◆ **What the task asks**
Read the lines below. Copy out any that hold the string "Prompt".

◆ **Dataset content**
┏━━
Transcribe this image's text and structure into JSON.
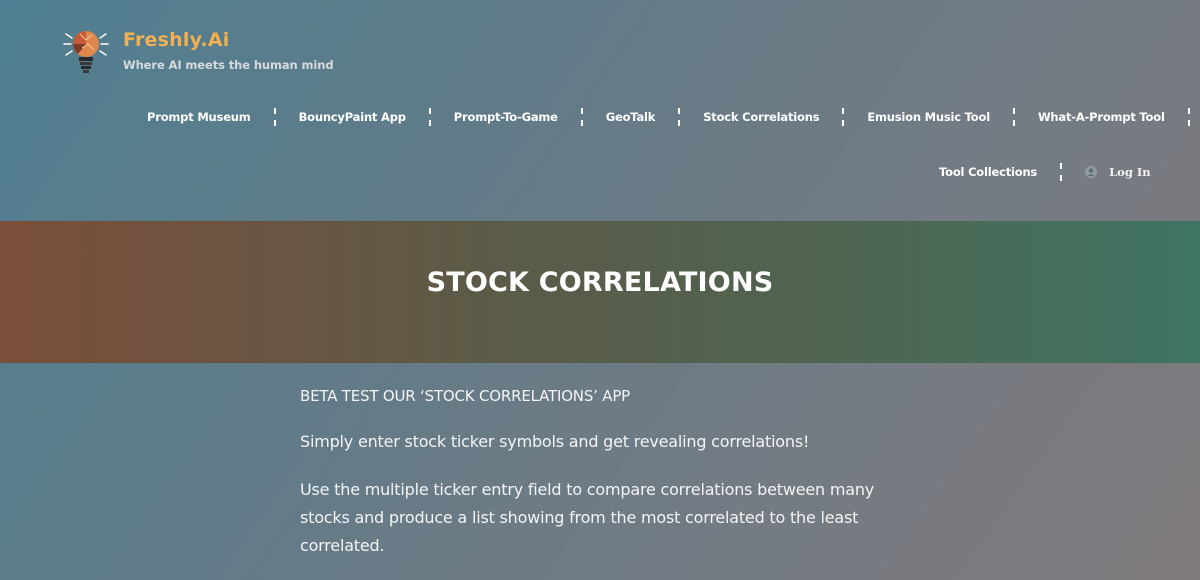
{
  "brand": {
    "name": "Freshly.Ai",
    "tagline": "Where AI meets the human mind"
  },
  "nav": {
    "row1": [
      "Prompt Museum",
      "BouncyPaint App",
      "Prompt-To-Game",
      "GeoTalk",
      "Stock Correlations",
      "Emusion Music Tool",
      "What-A-Prompt Tool"
    ],
    "tool_collections": "Tool Collections",
    "login": "Log In"
  },
  "hero": {
    "title": "STOCK CORRELATIONS"
  },
  "content": {
    "beta_heading": "BETA TEST OUR ‘STOCK CORRELATIONS’ APP",
    "paragraph1": "Simply enter stock ticker symbols and get revealing correlations!",
    "paragraph2": "Use the multiple ticker entry field to compare correlations between many stocks and produce a list showing from the most correlated to the least correlated."
  },
  "icons": {
    "logo": "lightbulb-brain-icon",
    "user": "user-circle-icon",
    "separator": "dashed-separator"
  },
  "colors": {
    "brand": "#f1b153",
    "hero_left": "#7a4e3a",
    "hero_right": "#3f7462"
  }
}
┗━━
◆ **Answer below**
      "Prompt Museum",
      "Prompt-To-Game",
      "What-A-Prompt Tool"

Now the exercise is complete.